Simply put, Shakespeare’s plays are more personal than we have recognized. He has populated them with his friends, lovers, enemies. I have cited only a handful: Christopher Marlowe and Thomas Nashe, Emilia Bassano Lanier, Gabriel Harvey, William Brooke, the Careys, and Hamnet Shakespeare. But the personal associations in Shakespeare’s plays remain a dimension less than well understood. Perhaps that was why the playwright remained inscrutable to Thomas Carlyle, and why Sidney Lee found his art ‘Impersonal’. But once Henry Carey’s likeness is called to our attention we recognize how much of that royal bastard is in Philip Faulconbridge just as we may now perceive how much of Thom Nashe invests Feste. We waited 378 years for a commentator to recognize Gabriel Harvey in Malvolio. And for decades we may go on quibbling over whether Emilia Lanier is the one-and-only dark lady of the sonnets. (But isn’t she an impeccable model for Jessica?) And what about Marlowe as Jaques? Perhaps we’re not yet ready to swallow that whole. But aren’t we a bit more hesitant to push the dish aside? As for Twelfth Night, this book has presented it as what it really was: a play into which Shakespeare poured friends, enemies, his most bitter loss, and his hopes for heaven.

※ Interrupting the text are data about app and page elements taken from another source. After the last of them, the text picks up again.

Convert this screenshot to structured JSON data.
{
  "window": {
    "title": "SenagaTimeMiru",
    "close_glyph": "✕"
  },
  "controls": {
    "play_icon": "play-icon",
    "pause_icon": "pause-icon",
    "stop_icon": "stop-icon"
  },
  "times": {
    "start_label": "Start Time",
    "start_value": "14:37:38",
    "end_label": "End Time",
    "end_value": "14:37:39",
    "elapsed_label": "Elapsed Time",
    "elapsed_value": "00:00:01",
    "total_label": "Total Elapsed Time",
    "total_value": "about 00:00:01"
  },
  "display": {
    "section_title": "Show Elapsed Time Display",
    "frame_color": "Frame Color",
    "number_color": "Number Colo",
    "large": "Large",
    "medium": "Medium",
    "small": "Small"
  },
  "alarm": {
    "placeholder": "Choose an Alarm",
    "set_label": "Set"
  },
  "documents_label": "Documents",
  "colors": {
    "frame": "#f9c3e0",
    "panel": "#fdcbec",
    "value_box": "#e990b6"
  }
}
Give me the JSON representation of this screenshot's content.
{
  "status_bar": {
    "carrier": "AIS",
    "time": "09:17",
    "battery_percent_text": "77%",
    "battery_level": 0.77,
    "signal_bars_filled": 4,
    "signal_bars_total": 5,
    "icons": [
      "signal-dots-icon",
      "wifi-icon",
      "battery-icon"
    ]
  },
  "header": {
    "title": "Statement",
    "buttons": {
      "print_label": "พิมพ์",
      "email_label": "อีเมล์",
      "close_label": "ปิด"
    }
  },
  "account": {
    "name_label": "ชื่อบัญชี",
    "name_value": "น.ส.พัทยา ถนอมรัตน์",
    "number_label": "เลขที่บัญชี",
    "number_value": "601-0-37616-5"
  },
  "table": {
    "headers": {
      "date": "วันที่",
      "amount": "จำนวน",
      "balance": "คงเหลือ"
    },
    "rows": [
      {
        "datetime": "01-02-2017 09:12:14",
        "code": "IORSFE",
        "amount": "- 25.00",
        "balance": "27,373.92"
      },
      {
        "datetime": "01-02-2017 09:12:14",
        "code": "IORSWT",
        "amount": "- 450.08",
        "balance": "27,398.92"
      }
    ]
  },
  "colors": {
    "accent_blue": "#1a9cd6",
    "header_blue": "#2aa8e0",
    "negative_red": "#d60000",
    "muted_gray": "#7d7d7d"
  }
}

At the outset I cautioned that not every reader will be satisfied with the inferences I draw, or with my solutions to Shakespeare’s cruces. Yet I hope the reader will recognize that those presented here are the best we have. Fifty years ago in his preface to Shakespeare’s Meanings Sigurd Burckhardt wrote:
I believe that when we read Shakespeare, we are – ultimately – reading his mind; the question is only how well or badly, how scrupulously or wilfully we go about reading. Shakespeare not only abides our questions, he tells us which questions to ask; he took infinite pains to be precisely understood. I am convinced that he can be understood much more truly than he has been.1
I hope we now better understand Shakespeare’s best-known, best-loved comedy as a more personal play – and Shakespeare as a more personal writer – than we have imagined.